When I think about my classroom-based experiments with podcasting, Twitter, Facebook, and other tools, I have to remember that new technologies abound. So, I’m reinvesting in this entrepreneurial spirit and experimenting with Pinterest in the classroom.
If you have any tips for teaching with Pinterest, let me know. More to come this fall…
- Composing Podcasts: Engaging ‘digital natives’ in the communication classroom (2009). Communication Teacher, 23 (1), 15-18.
- Okojie, M.C. & Olinzack, A. (2006). Developing a Positive Mind-set Toward the Use of Technology for Classroom Instruction. International Journal of Instructional Media, 33(1), pp. 33-41.
- Prensky, M. (2001). Digital Natives, Digital Immigrants. On the Horizon, 9(5).
Our Community 2.0 project is starting to generate some attention, and I was honored to be invited to share my work in the Digital Speaker Series hosted by American City Business Journals in Charlotte, North Carolina, last week. Here is the slide deck from the presentation, which focused on applying design thinking to the issues of our professional work:

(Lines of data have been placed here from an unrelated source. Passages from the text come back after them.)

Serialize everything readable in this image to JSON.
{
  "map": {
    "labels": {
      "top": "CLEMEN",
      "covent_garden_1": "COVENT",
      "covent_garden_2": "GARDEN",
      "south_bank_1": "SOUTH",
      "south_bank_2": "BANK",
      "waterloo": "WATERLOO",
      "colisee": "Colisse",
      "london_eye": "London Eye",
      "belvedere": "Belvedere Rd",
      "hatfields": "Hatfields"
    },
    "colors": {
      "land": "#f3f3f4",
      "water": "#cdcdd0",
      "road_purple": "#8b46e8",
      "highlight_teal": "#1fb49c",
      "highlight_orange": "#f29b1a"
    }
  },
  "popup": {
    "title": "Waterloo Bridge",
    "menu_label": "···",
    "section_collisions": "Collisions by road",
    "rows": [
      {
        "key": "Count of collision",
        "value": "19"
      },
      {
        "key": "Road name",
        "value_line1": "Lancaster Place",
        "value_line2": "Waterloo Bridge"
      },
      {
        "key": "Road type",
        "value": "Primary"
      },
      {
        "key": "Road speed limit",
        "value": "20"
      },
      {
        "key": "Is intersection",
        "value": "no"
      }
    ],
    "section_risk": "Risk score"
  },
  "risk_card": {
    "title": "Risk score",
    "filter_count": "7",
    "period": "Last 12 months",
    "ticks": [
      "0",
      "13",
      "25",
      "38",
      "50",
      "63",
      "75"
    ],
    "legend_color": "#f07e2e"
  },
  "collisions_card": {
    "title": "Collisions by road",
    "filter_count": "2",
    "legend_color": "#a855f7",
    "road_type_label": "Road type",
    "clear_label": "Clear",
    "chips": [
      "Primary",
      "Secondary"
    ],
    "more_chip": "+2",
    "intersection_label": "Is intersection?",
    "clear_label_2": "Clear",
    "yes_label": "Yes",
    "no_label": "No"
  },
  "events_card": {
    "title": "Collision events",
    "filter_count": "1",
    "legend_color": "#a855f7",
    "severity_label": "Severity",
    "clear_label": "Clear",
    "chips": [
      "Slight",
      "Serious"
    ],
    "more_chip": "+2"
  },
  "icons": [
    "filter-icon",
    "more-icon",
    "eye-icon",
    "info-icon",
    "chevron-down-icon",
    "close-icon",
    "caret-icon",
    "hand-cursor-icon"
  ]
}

“Thanks for 100 years, Greenville.”
A centennial celebration serves as the foundation for a digital scavenger hunt like no other. On the occassion of its 100th anniversary, Greenville Hospital System (GHS) is chronicling its history through a summer-long event that combines digital technology and community.
From May 4-August 11, 2012, GHS’s Go-Hunt-Scan invites participants to find and scan 100 QR-codes hidden around Greenville, South Carolina. Each scan enters the player to win an assortment of prizes, including a 2012 Chevy Sonic.

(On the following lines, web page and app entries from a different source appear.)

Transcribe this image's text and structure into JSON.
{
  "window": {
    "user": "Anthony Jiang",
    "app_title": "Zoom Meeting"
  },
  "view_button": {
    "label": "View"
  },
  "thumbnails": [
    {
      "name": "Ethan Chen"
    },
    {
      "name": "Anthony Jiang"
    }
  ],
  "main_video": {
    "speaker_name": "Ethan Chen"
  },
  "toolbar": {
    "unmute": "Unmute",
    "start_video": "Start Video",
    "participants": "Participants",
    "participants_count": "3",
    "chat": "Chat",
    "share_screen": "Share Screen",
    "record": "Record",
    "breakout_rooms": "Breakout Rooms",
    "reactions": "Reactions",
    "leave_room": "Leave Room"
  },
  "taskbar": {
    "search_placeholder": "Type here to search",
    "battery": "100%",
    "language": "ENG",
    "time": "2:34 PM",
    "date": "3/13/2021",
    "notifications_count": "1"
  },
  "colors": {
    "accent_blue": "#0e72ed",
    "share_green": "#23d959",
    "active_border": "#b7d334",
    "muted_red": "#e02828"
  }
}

And, each scan teaches the player something about the hospital’s shared history with the community of Greenville. Registering for the game affords the player a list of the locations of the 100 codes. Some are hidden in county landmarks like the Greenville Drive’s Fluor Field and the Children’s Museum of the Upstate, while others are only available at events, like the Swamp Rabbit 5K and the Saturday Downtown Market. Others can be found at sponsored locations and many are inside practices and offices affiliated with Greenville Hospital System’s vast network.
I found my first code at the Metropolitan Arts Council office on Augusta Street in Greenville’s downtown:
I’m looking forward to discovering more about health care in my community over the next few months. But, I’m really interested to see how the hunt operates in hopes that more communities can connect community learning with mobile technology.
Full rules and ways to enter can be found at the Go-Hunt-Scan website, or by scanning the QR-code above.